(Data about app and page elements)
════════
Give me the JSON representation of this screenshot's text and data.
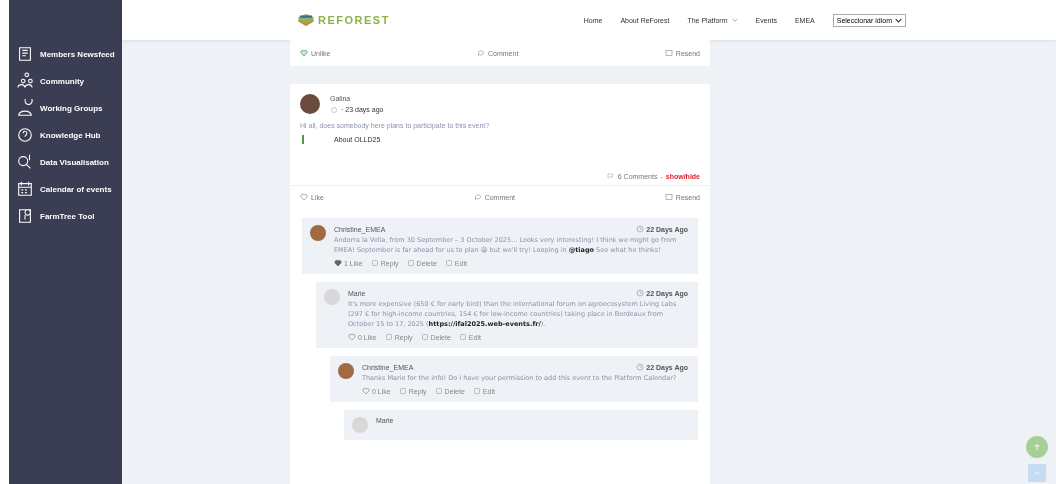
{
  "sidebar": {
    "items": [
      {
        "label": "Members Newsfeed"
      },
      {
        "label": "Community"
      },
      {
        "label": "Working Groups"
      },
      {
        "label": "Knowledge Hub"
      },
      {
        "label": "Data Visualisation"
      },
      {
        "label": "Calendar of events"
      },
      {
        "label": "FarmTree Tool"
      }
    ]
  },
  "header": {
    "logo": "REFOREST",
    "nav": [
      {
        "label": "Home",
        "dropdown": false
      },
      {
        "label": "About ReForest",
        "dropdown": false
      },
      {
        "label": "The Platform",
        "dropdown": true
      },
      {
        "label": "Events",
        "dropdown": false
      },
      {
        "label": "EMEA",
        "dropdown": false
      }
    ],
    "language_select": {
      "value": "Seleccionar idiom"
    }
  },
  "previous_post": {
    "actions": [
      {
        "label": "Unlike",
        "kind": "like",
        "liked": true
      },
      {
        "label": "Comment",
        "kind": "comment"
      },
      {
        "label": "Resend",
        "kind": "resend"
      }
    ]
  },
  "post": {
    "author": "Galina",
    "time": "· 23 days ago",
    "text": "Hi all, does somebody here plans to participate to this event?",
    "link_card": "About OLLD25",
    "comments_count": "6 Comments",
    "separator": "-",
    "toggle": "show/hide",
    "actions": [
      {
        "label": "Like",
        "kind": "like",
        "liked": false
      },
      {
        "label": "Comment",
        "kind": "comment"
      },
      {
        "label": "Resend",
        "kind": "resend"
      }
    ],
    "comments": [
      {
        "author": "Christine_EMEA",
        "has_photo": true,
        "time": "22 Days Ago",
        "text": "Andorra la Vella, from 30 September – 3 October 2025... Looks very interesting! I think we might go from EMEA! September is far ahead for us to plan 😀 but we'll try! Looping in **@tiago** See what he thinks!",
        "likes": "1 Like",
        "liked": true,
        "actions": [
          "Reply",
          "Delete",
          "Edit"
        ],
        "children": [
          {
            "author": "Marie",
            "has_photo": false,
            "time": "22 Days Ago",
            "text": "It's more expensive (650 € for early bird) than the international forum on agroecosystem Living Labs (297 € for high-income countries, 154 € for low-income countries) taking place in Bordeaux from October 15 to 17, 2025 (**https://ifal2025.web-events.fr/**).",
            "likes": "0 Like",
            "liked": false,
            "actions": [
              "Reply",
              "Delete",
              "Edit"
            ],
            "children": [
              {
                "author": "Christine_EMEA",
                "has_photo": true,
                "time": "22 Days Ago",
                "text": "Thanks Marie for the info! Do I have your permission to add this event to the Platform Calendar?",
                "likes": "0 Like",
                "liked": false,
                "actions": [
                  "Reply",
                  "Delete",
                  "Edit"
                ],
                "children": [
                  {
                    "author": "Marie",
                    "has_photo": false
                  }
                ]
              }
            ]
          }
        ]
      }
    ]
  }
}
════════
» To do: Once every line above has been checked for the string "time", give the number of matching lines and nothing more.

» Response area: 4